(Data about app and page elements)
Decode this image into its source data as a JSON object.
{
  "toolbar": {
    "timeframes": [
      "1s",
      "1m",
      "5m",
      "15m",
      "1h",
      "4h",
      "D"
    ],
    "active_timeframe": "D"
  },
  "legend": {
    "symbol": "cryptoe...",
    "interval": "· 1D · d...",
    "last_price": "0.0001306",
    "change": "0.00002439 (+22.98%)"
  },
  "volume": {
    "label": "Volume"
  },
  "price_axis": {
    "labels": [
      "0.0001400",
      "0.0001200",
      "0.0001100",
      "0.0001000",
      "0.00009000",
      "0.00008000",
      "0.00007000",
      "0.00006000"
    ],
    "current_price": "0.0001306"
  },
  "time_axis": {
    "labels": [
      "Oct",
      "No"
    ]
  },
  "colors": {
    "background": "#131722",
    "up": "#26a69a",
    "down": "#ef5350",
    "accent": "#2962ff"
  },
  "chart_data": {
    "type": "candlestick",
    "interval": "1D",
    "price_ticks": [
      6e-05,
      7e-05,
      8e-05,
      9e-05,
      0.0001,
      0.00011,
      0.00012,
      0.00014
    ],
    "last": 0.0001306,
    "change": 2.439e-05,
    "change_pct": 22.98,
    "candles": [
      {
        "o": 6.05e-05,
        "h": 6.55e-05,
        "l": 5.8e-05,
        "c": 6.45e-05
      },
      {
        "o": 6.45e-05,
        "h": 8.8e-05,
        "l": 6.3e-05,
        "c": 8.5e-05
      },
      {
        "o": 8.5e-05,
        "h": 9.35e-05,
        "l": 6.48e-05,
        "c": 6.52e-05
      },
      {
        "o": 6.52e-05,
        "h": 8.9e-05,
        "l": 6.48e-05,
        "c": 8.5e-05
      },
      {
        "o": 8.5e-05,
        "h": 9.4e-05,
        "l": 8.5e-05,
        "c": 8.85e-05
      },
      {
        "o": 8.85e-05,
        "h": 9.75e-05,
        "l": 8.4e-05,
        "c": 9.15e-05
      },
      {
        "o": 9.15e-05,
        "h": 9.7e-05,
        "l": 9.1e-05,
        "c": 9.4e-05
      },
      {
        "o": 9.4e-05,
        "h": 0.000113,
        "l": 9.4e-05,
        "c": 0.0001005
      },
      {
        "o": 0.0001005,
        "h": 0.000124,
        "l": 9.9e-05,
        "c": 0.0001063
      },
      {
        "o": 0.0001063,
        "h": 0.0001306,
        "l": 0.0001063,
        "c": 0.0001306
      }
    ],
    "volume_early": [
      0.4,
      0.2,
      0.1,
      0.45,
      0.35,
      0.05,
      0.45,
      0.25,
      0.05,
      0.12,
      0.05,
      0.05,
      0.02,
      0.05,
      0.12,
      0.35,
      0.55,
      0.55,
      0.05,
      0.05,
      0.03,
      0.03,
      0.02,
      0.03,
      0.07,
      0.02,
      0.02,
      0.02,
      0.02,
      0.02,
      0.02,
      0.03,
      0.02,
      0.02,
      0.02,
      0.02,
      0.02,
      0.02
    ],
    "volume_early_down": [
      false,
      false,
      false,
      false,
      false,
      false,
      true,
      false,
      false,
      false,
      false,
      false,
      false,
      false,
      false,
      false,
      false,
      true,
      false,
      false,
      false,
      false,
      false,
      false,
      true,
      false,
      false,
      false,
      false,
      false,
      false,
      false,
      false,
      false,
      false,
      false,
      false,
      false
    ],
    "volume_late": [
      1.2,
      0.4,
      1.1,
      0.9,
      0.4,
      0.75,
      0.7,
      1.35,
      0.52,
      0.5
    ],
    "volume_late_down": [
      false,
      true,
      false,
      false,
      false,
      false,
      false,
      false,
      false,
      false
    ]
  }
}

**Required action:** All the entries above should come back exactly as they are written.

**Response to the task:**
Decode this image into its source data as a JSON object.
{
  "toolbar": {
    "timeframes": [
      "1s",
      "1m",
      "5m",
      "15m",
      "1h",
      "4h",
      "D"
    ],
    "active_timeframe": "D"
  },
  "legend": {
    "symbol": "cryptoe...",
    "interval": "· 1D · d...",
    "last_price": "0.0001306",
    "change": "0.00002439 (+22.98%)"
  },
  "volume": {
    "label": "Volume"
  },
  "price_axis": {
    "labels": [
      "0.0001400",
      "0.0001200",
      "0.0001100",
      "0.0001000",
      "0.00009000",
      "0.00008000",
      "0.00007000",
      "0.00006000"
    ],
    "current_price": "0.0001306"
  },
  "time_axis": {
    "labels": [
      "Oct",
      "No"
    ]
  },
  "colors": {
    "background": "#131722",
    "up": "#26a69a",
    "down": "#ef5350",
    "accent": "#2962ff"
  },
  "chart_data": {
    "type": "candlestick",
    "interval": "1D",
    "price_ticks": [
      6e-05,
      7e-05,
      8e-05,
      9e-05,
      0.0001,
      0.00011,
      0.00012,
      0.00014
    ],
    "last": 0.0001306,
    "change": 2.439e-05,
    "change_pct": 22.98,
    "candles": [
      {
        "o": 6.05e-05,
        "h": 6.55e-05,
        "l": 5.8e-05,
        "c": 6.45e-05
      },
      {
        "o": 6.45e-05,
        "h": 8.8e-05,
        "l": 6.3e-05,
        "c": 8.5e-05
      },
      {
        "o": 8.5e-05,
        "h": 9.35e-05,
        "l": 6.48e-05,
        "c": 6.52e-05
      },
      {
        "o": 6.52e-05,
        "h": 8.9e-05,
        "l": 6.48e-05,
        "c": 8.5e-05
      },
      {
        "o": 8.5e-05,
        "h": 9.4e-05,
        "l": 8.5e-05,
        "c": 8.85e-05
      },
      {
        "o": 8.85e-05,
        "h": 9.75e-05,
        "l": 8.4e-05,
        "c": 9.15e-05
      },
      {
        "o": 9.15e-05,
        "h": 9.7e-05,
        "l": 9.1e-05,
        "c": 9.4e-05
      },
      {
        "o": 9.4e-05,
        "h": 0.000113,
        "l": 9.4e-05,
        "c": 0.0001005
      },
      {
        "o": 0.0001005,
        "h": 0.000124,
        "l": 9.9e-05,
        "c": 0.0001063
      },
      {
        "o": 0.0001063,
        "h": 0.0001306,
        "l": 0.0001063,
        "c": 0.0001306
      }
    ],
    "volume_early": [
      0.4,
      0.2,
      0.1,
      0.45,
      0.35,
      0.05,
      0.45,
      0.25,
      0.05,
      0.12,
      0.05,
      0.05,
      0.02,
      0.05,
      0.12,
      0.35,
      0.55,
      0.55,
      0.05,
      0.05,
      0.03,
      0.03,
      0.02,
      0.03,
      0.07,
      0.02,
      0.02,
      0.02,
      0.02,
      0.02,
      0.02,
      0.03,
      0.02,
      0.02,
      0.02,
      0.02,
      0.02,
      0.02
    ],
    "volume_early_down": [
      false,
      false,
      false,
      false,
      false,
      false,
      true,
      false,
      false,
      false,
      false,
      false,
      false,
      false,
      false,
      false,
      false,
      true,
      false,
      false,
      false,
      false,
      false,
      false,
      true,
      false,
      false,
      false,
      false,
      false,
      false,
      false,
      false,
      false,
      false,
      false,
      false,
      false
    ],
    "volume_late": [
      1.2,
      0.4,
      1.1,
      0.9,
      0.4,
      0.75,
      0.7,
      1.35,
      0.52,
      0.5
    ],
    "volume_late_down": [
      false,
      true,
      false,
      false,
      false,
      false,
      false,
      false,
      false,
      false
    ]
  }
}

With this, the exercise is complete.